Anyways, while I munched on a bag full of cotton candy, and enjoyed the spectacle of the Circus Extreme–a new show where the performers travel around the world, from the ocean to a cheap remake of the set of West Side Story–I started to notice something…the performing clowns were not frightening.
Yes, these clowns were far from terrifying; in fact, not a single image of Pennywise sprang once to my imagination as I watched them go about their silly acts. They broke chairs over one another’s heads. They failed to form a human ladder and crumpled to the floor in a pile of rubber noses and giant flapping clown shoes. They even came up to the row of seats behind ours, and started engaging a couple kids in lively conversation–that, and they straightened my flimsy hat, an accessory with the cotton candy.
How, I repeatedly asked myself, are these clowns not as scary as the clowns of my younger days?
Everyone remembers their first clown, unfortunately being one of those memories you can never erase, like watching your first horror movie. If you were as young as me, maybe that clown shook the very circus peanuts from your jittering hands, maybe you had to take a quick trip to the bathroom…it happens, no one is judging.

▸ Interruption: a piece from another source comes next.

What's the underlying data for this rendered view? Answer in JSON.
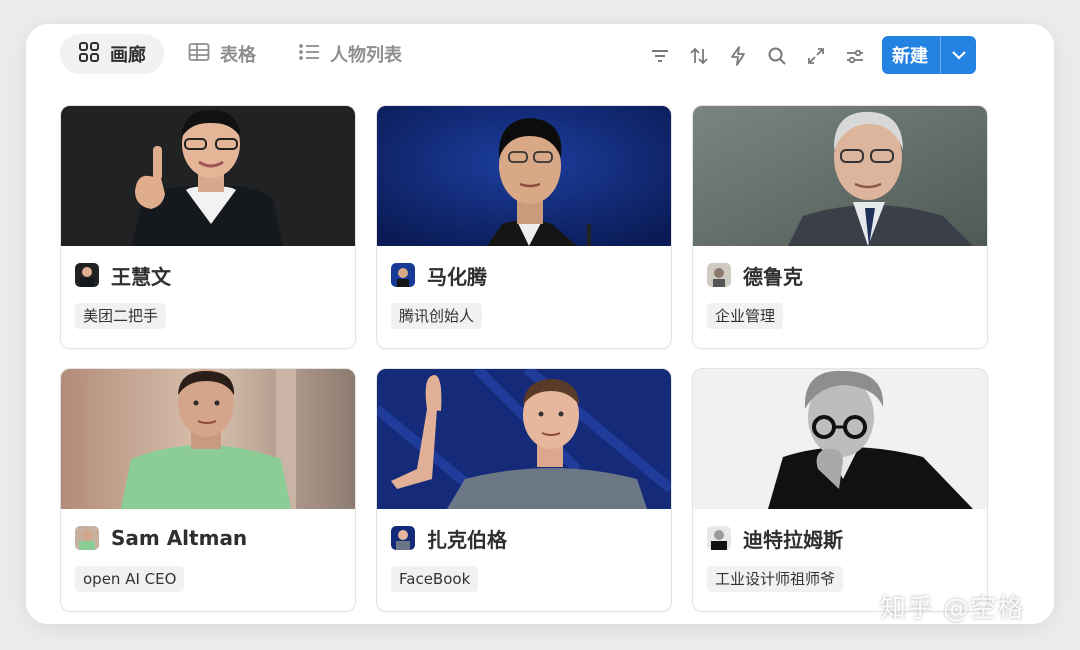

See, the first time I saw a clown was not at a circus–rather, I had the pleasure of visiting a haunted house, in the deep woods, as a six-year old child.
Some details become fuzzier as I age, so no longer can I recall why we, a rag-tag team of parents and their children, had a family outing at a haunted house; but the moment of seeing that terrible clown has remained throughout these long years.
A foolishly ignorant child, I had wandered from the group of military parents escorting us youthful innocents through this wooded horror, completely clueless of my isolation, when there came an eager whispering out of the dark grove of trees to my left–glancing over to the voice, I immediately spotted the grinning clown in a black and red rubber suit with a frilly fan round his white neck hunched behind a tree, smiling and cackling and beckoning with a gloved finger; and then he began to lurch out on to the matted grass and growled, “We all float here, Georgie…”
Okay, I lied about that last part, but my point is is that perhaps it is not the age at which you see a clown, or if the actor behind those gleaming red lips and starched white face paint is suffering from depression or happens to be a truly pleasant clown; no, perhaps it is about your situational status. If you are in a haunted forest, in which the only sign of life is yourself and a freaky clown who likes to jump out screaming from behind every other tree, then that could end up being a recurring nightmare for weeks; however, if instead you are attending a funny circus show with your family, where those clowns perform the most hilarious tricks to make you spew sticky soda out your nostrils, then there you have a possible cherished memory for years–actually, interpret that one as you will.
Here’s a test to prove my point: the next time you watch your favorite horror movie, double points if it is your first, notice the atmosphere of the scariest scene–is the killer hanging himself on a noose in a graveyard, or is he rolling around in the ball pit at Chuck E’ Cheese’s? Not only will you likely burst out laughing, but you will, hopefully, understand why some clowns are not as scary as they were back then.